* _Problem details_
Your task is to print every entry below exactly as given.

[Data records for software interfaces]
== Segment start ==
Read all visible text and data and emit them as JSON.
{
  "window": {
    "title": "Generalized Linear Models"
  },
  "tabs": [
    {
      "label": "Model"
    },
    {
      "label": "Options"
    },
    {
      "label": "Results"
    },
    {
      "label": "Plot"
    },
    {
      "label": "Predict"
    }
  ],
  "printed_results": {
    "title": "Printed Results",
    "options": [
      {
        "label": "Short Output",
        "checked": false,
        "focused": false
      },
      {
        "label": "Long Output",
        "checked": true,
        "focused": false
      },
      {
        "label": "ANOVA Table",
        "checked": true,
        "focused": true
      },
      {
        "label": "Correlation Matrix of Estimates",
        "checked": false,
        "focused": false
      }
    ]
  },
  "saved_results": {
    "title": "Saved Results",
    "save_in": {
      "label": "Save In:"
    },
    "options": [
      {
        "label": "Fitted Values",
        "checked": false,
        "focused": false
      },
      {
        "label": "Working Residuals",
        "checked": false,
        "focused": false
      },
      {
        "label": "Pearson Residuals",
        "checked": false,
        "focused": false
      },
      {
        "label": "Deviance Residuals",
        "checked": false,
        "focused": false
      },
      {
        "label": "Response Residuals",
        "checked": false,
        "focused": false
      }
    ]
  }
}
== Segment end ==
* _Task result_
Read all visible text and data and emit them as JSON.
{
  "window": {
    "title": "Generalized Linear Models"
  },
  "tabs": [
    {
      "label": "Model"
    },
    {
      "label": "Options"
    },
    {
      "label": "Results"
    },
    {
      "label": "Plot"
    },
    {
      "label": "Predict"
    }
  ],
  "printed_results": {
    "title": "Printed Results",
    "options": [
      {
        "label": "Short Output",
        "checked": false,
        "focused": false
      },
      {
        "label": "Long Output",
        "checked": true,
        "focused": false
      },
      {
        "label": "ANOVA Table",
        "checked": true,
        "focused": true
      },
      {
        "label": "Correlation Matrix of Estimates",
        "checked": false,
        "focused": false
      }
    ]
  },
  "saved_results": {
    "title": "Saved Results",
    "save_in": {
      "label": "Save In:"
    },
    "options": [
      {
        "label": "Fitted Values",
        "checked": false,
        "focused": false
      },
      {
        "label": "Working Residuals",
        "checked": false,
        "focused": false
      },
      {
        "label": "Pearson Residuals",
        "checked": false,
        "focused": false
      },
      {
        "label": "Deviance Residuals",
        "checked": false,
        "focused": false
      },
      {
        "label": "Response Residuals",
        "checked": false,
        "focused": false
      }
    ]
  }
}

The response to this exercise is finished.